#### Exercise prompt
Report every line of the listing below in which the string "Allen" occurs.
══ Source data
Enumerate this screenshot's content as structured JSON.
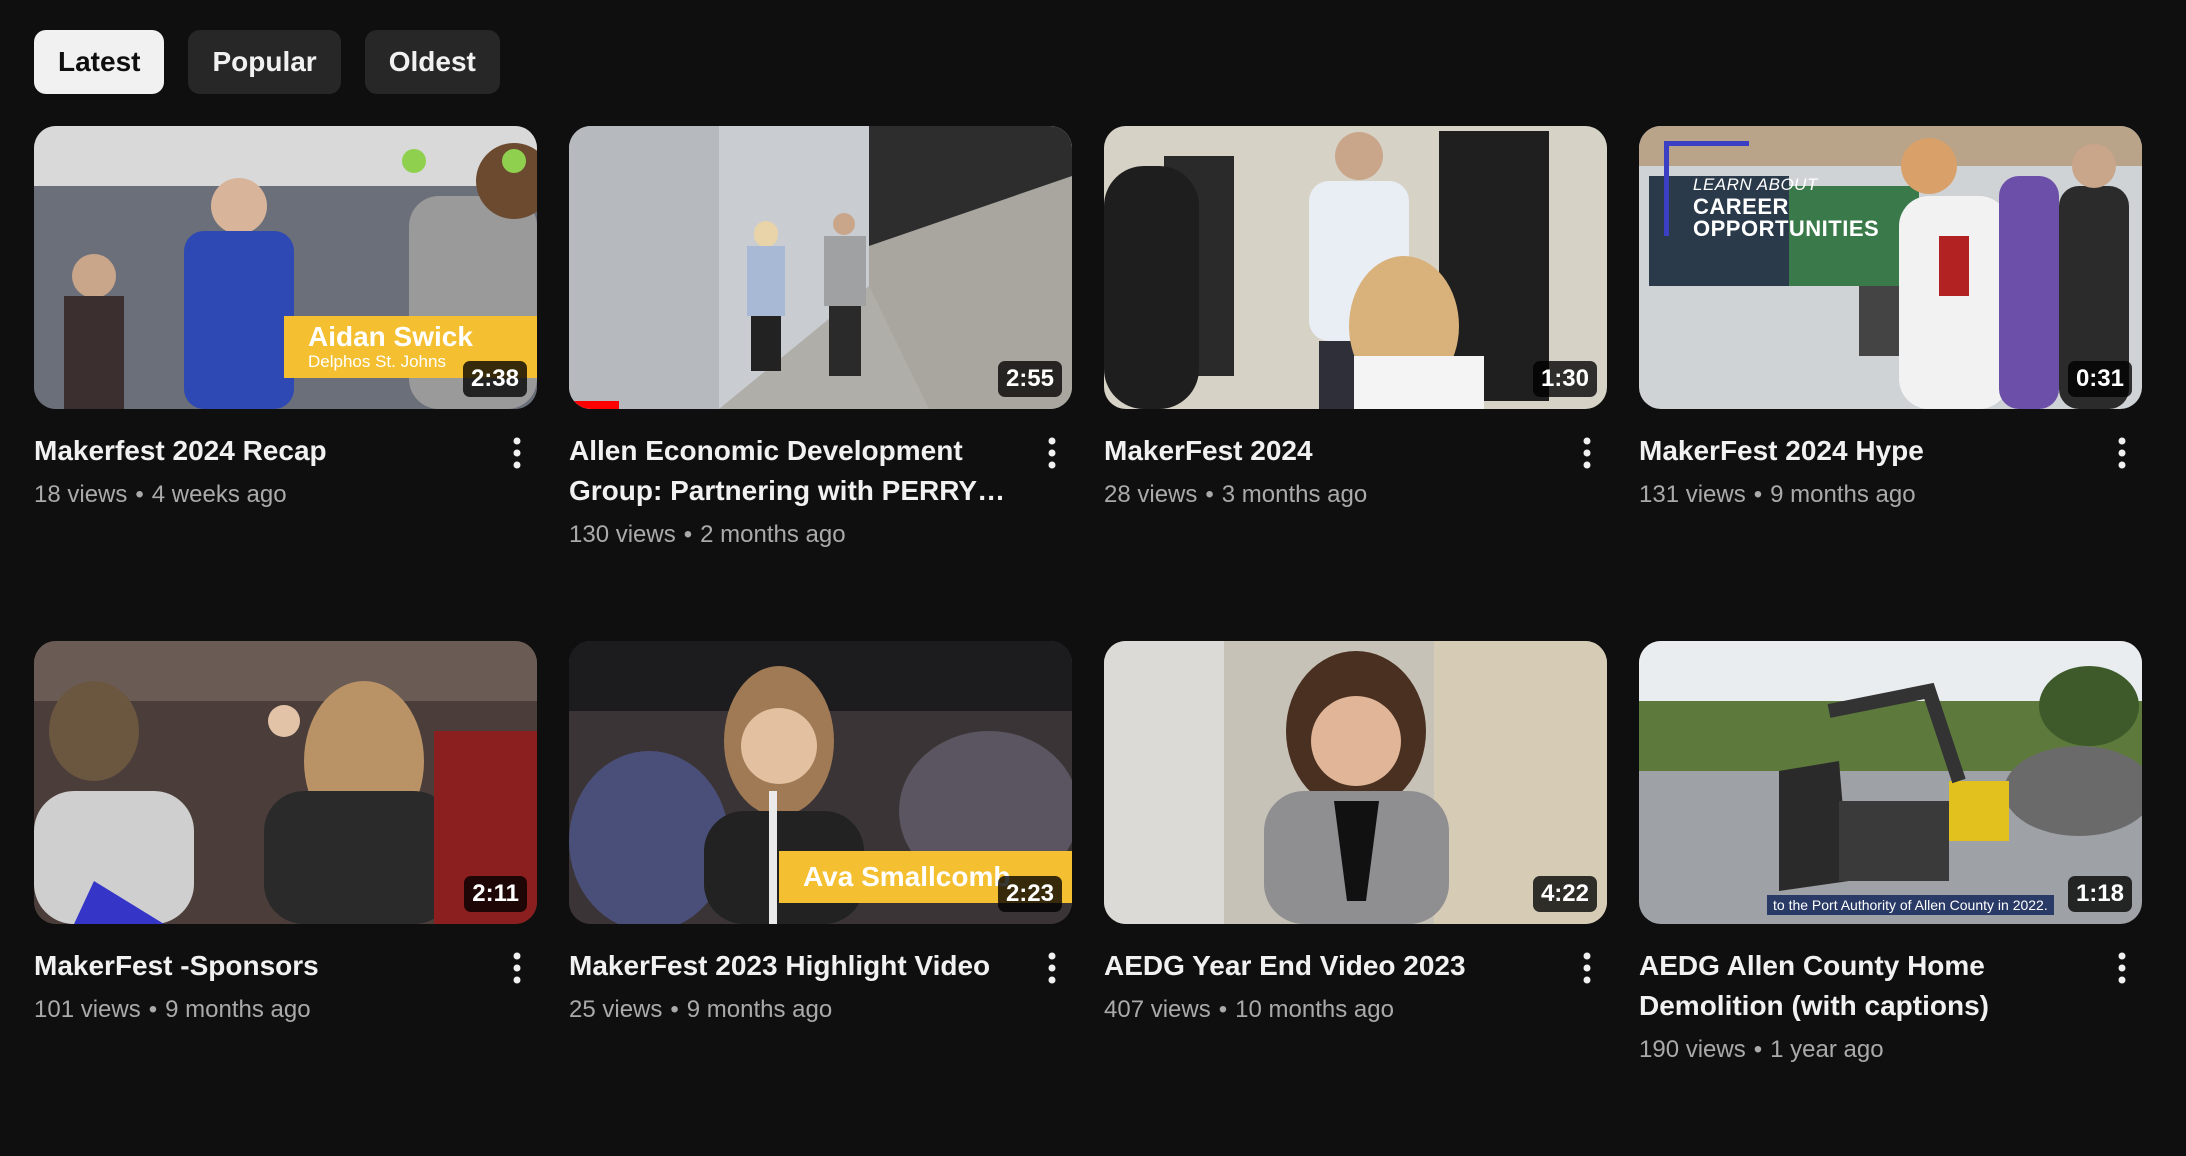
{
  "filters": [
    {
      "label": "Latest",
      "active": true
    },
    {
      "label": "Popular",
      "active": false
    },
    {
      "label": "Oldest",
      "active": false
    }
  ],
  "videos": [
    {
      "title": "Makerfest 2024 Recap",
      "views": "18 views",
      "age": "4 weeks ago",
      "duration": "2:38",
      "overlay": {
        "name": "Aidan Swick",
        "sub": "Delphos St. Johns"
      }
    },
    {
      "title": "Allen Economic Development Group: Partnering with PERRY…",
      "views": "130 views",
      "age": "2 months ago",
      "duration": "2:55",
      "watched_fraction": 0.1
    },
    {
      "title": "MakerFest 2024",
      "views": "28 views",
      "age": "3 months ago",
      "duration": "1:30"
    },
    {
      "title": "MakerFest 2024 Hype",
      "views": "131 views",
      "age": "9 months ago",
      "duration": "0:31",
      "overlay_text": {
        "top": "LEARN ABOUT",
        "main": "CAREER OPPORTUNITIES"
      }
    },
    {
      "title": "MakerFest -Sponsors",
      "views": "101 views",
      "age": "9 months ago",
      "duration": "2:11"
    },
    {
      "title": "MakerFest 2023 Highlight Video",
      "views": "25 views",
      "age": "9 months ago",
      "duration": "2:23",
      "overlay": {
        "name": "Ava Smallcomb",
        "sub": ""
      }
    },
    {
      "title": "AEDG Year End Video 2023",
      "views": "407 views",
      "age": "10 months ago",
      "duration": "4:22"
    },
    {
      "title": "AEDG Allen County Home Demolition (with captions)",
      "views": "190 views",
      "age": "1 year ago",
      "duration": "1:18",
      "subtitle": "to the Port Authority of Allen County in 2022."
    }
  ],
  "colors": {
    "background": "#0f0f0f",
    "chip": "#272727",
    "chip_active": "#f1f1f1",
    "meta": "#aaaaaa",
    "accent_yellow": "#f4bf30",
    "progress": "#ff0000"
  }
}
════
#### Reply to the task
      "title": "Allen Economic Development Group: Partnering with PERRY…",
      "title": "AEDG Allen County Home Demolition (with captions)",
      "subtitle": "to the Port Authority of Allen County in 2022."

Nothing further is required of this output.